of CAcert, and may instruct novel remedies as seen fit.
Novel remedies outside the domain may be routinely
confirmed by the Board by way of appeal process,
in order to establish precedent.
4.1. The Advantages of this Forum
The advantage of this process for
CAcert and Members operate across many jurisdictions.
Arbitration allows us to select a single set of
rules across all jurisdictions.
Arbitration allows CAcert to appropriately separate
out the routine support actions from difficult dispute
actions. Support personnel have no authority to
act, the appropriately selected Arbitrator has all
authority to act.
Good governance is thus maintained.
This forum allows CAcert Members to look after themselves
in a community, without exposing each other to potentially
disastrous results in strange courts from foreign lands.
By volunteering to resolve things "in-house" the costs
Even simple support issues such as password changing
can be improved by treating as a dispute. A clear
chain of request, analysis, ruling and action can be established.
CAcert Assurers can develop the understanding and the rules
for sorting out own problems far better than courts or
other external agencies.
4.2. The Disadvantages of this Forum
Some disadvantages exist.
Membersmay have their rights trampled over.
In such a case, the community should strive to
re-open the case
and refer it to the board.
Members may feel overwhelmed by the formality
of the process.
It is kept formal so as to establish good and proper
authority to act; otherwise, support and other
people in power may act without thought and with
A country may not have an Arbitration Act.
In that case, the parties should enter into
spirit of the forum.
If they choose to break that spirit,
they should also depart the community.
4.3. Process and Flow
To the extent reasonable, the Arbitrator conducts

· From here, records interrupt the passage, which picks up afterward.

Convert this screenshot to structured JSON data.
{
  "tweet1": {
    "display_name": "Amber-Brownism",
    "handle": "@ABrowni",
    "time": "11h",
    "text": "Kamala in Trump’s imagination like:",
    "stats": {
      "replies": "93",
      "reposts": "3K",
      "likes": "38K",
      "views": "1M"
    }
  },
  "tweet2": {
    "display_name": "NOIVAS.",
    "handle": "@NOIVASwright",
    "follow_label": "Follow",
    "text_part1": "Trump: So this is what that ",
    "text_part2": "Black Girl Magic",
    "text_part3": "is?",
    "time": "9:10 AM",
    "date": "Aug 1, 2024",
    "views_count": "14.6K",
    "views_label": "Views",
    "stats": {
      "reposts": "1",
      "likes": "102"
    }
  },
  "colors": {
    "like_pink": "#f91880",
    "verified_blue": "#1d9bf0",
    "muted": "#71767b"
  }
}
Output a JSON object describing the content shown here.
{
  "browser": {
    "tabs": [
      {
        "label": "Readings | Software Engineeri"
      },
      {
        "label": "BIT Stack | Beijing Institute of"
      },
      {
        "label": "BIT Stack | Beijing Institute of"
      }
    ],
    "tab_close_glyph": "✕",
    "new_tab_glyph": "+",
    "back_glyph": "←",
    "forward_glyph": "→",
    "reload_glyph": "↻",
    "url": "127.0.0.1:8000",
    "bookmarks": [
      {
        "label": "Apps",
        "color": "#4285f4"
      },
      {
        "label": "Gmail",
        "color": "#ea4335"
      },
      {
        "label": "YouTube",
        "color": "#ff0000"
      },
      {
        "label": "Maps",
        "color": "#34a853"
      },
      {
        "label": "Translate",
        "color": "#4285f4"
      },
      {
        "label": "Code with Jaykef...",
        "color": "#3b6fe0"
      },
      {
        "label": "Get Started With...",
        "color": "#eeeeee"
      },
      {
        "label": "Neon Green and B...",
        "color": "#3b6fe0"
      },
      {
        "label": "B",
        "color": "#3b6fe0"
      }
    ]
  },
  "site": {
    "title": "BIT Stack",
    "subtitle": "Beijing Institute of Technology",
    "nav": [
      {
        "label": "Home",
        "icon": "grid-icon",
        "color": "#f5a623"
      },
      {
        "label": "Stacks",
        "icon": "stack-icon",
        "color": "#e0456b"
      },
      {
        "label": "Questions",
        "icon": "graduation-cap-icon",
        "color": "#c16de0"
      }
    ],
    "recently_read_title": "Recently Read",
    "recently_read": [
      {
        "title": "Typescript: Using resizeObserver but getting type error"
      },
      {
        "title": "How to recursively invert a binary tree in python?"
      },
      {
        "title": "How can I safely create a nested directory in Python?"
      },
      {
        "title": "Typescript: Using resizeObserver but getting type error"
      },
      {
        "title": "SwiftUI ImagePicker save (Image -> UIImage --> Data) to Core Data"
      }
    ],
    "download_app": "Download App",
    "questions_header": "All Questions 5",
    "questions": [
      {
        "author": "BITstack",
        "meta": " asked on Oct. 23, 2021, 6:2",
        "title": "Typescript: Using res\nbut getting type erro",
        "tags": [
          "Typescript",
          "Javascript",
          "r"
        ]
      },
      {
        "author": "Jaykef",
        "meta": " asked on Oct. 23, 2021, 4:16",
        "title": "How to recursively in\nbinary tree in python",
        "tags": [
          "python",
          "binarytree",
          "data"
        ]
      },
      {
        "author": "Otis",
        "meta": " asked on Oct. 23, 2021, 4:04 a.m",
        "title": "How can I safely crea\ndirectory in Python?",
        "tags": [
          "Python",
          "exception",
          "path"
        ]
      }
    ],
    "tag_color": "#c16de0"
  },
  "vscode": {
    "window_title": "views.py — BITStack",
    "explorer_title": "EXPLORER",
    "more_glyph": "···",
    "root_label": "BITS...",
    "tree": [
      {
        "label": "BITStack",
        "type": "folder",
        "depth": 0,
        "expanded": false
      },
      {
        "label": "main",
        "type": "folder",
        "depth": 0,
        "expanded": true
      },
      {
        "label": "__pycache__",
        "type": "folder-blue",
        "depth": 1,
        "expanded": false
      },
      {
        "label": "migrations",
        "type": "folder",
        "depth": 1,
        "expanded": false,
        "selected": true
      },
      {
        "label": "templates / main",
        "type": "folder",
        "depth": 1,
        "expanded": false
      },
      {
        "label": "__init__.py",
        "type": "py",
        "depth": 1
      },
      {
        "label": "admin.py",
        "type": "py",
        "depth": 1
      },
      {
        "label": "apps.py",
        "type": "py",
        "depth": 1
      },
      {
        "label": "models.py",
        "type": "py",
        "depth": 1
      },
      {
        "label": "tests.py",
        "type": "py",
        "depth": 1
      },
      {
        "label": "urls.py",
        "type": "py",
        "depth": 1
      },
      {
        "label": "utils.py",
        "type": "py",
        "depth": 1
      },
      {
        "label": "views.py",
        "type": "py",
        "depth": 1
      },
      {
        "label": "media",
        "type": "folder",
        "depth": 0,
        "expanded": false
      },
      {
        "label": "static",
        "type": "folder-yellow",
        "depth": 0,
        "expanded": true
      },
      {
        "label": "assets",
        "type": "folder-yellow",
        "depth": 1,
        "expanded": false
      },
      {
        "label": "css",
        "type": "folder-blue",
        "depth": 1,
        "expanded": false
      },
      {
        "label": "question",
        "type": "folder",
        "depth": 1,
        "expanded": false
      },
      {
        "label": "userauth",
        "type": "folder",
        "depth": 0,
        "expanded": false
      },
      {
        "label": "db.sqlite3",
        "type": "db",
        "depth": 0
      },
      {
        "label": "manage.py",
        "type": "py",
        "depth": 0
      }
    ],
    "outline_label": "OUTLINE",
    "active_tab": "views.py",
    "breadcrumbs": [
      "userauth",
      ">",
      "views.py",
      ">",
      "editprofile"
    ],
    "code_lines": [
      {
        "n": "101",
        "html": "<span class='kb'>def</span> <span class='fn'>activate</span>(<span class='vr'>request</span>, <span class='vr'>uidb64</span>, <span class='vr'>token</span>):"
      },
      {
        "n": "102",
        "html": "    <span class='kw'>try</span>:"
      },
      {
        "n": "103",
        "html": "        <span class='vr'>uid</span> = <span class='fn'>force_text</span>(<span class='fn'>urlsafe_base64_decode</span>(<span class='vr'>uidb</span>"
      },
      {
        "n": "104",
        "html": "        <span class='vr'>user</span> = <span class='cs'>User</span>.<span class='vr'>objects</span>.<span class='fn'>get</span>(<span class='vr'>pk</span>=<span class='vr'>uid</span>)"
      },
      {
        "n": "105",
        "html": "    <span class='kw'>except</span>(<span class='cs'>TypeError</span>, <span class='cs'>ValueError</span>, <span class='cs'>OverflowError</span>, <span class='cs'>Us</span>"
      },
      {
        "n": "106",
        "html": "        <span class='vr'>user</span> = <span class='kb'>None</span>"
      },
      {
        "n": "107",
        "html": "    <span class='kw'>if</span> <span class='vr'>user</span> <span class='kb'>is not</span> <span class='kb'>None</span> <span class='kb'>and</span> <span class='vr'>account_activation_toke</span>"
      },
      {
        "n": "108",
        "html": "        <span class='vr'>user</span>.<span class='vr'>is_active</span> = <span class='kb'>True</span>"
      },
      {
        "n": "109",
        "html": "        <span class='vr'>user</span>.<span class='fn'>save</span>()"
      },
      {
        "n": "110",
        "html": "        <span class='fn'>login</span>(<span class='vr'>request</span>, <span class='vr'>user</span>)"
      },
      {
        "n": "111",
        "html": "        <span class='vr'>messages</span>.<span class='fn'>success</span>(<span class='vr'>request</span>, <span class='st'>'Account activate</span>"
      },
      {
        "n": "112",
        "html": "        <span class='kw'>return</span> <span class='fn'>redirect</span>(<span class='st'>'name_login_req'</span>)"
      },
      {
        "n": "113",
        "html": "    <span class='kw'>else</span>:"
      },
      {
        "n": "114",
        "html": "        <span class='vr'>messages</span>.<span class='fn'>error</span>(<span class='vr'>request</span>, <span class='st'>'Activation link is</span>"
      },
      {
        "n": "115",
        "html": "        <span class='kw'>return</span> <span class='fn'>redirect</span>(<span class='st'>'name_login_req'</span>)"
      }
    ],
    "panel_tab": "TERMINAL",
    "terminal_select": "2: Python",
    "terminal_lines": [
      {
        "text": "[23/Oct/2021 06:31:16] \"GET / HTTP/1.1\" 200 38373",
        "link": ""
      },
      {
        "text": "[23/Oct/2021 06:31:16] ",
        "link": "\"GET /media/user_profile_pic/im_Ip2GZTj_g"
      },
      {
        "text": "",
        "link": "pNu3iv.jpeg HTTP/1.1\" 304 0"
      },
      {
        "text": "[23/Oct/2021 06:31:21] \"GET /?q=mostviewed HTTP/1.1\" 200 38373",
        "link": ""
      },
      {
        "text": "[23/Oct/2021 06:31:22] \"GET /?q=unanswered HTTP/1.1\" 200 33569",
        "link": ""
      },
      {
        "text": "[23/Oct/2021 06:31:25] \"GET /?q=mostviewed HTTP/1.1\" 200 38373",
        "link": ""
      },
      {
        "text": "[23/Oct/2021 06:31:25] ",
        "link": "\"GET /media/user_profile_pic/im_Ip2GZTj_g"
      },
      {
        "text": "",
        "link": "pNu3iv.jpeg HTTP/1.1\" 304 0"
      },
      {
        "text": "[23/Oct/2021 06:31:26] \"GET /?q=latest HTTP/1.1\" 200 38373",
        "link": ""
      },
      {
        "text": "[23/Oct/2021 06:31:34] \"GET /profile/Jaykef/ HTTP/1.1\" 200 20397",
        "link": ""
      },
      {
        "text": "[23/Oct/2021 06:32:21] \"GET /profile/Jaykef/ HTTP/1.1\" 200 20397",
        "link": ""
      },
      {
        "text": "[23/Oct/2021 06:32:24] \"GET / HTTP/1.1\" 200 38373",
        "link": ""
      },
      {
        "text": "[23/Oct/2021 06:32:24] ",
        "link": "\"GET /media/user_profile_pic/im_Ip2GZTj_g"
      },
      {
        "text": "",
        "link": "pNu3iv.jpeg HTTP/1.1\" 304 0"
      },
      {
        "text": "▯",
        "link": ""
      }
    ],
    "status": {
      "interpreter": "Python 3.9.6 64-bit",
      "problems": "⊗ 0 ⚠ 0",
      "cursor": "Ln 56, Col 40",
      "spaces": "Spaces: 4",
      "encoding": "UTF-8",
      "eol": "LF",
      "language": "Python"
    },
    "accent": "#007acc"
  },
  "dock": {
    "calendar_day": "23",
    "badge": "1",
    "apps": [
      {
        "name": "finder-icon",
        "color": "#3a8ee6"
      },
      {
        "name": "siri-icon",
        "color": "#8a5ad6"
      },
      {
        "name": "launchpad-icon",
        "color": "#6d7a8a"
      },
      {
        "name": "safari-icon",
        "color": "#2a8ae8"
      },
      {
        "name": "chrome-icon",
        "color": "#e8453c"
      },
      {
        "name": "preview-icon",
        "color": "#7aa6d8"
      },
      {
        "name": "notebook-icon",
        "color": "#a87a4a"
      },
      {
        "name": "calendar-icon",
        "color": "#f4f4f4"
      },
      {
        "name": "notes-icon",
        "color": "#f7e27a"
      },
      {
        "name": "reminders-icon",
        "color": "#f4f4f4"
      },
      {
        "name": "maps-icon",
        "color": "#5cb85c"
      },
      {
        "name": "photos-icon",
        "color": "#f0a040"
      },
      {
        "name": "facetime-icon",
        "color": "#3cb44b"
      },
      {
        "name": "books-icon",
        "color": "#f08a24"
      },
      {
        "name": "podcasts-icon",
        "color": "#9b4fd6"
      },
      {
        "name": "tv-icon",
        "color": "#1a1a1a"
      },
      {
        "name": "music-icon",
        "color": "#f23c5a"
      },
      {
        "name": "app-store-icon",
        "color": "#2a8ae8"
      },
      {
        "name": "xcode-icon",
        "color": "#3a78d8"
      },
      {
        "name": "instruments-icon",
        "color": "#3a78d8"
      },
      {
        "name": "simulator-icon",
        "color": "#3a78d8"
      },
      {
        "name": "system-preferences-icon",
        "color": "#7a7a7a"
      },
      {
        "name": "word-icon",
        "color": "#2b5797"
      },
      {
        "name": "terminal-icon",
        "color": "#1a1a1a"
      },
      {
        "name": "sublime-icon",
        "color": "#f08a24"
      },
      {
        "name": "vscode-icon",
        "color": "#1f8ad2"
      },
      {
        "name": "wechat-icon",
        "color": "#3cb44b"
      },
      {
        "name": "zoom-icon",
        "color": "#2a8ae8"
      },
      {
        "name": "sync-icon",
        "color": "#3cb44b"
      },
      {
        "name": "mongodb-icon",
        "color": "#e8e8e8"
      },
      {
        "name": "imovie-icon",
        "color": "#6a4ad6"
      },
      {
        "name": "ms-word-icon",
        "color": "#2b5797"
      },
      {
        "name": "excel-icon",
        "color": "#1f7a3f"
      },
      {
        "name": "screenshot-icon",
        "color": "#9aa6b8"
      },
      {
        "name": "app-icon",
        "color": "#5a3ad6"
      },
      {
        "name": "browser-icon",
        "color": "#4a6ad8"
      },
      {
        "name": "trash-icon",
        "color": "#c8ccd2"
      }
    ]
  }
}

the arbitration as with any legal proceedings.
This means that the process and style should follow
However, the Arbitrator is unlikely to be trained in
law. Hence, common sense must be applied, and the
Arbitrator has wide latitude to rule on any particular
motion, pleading, submission. The Arbitrator's ruling
is final within the arbitration.
Note also that many elements of legal proceedings are
deliberately left out of the rules.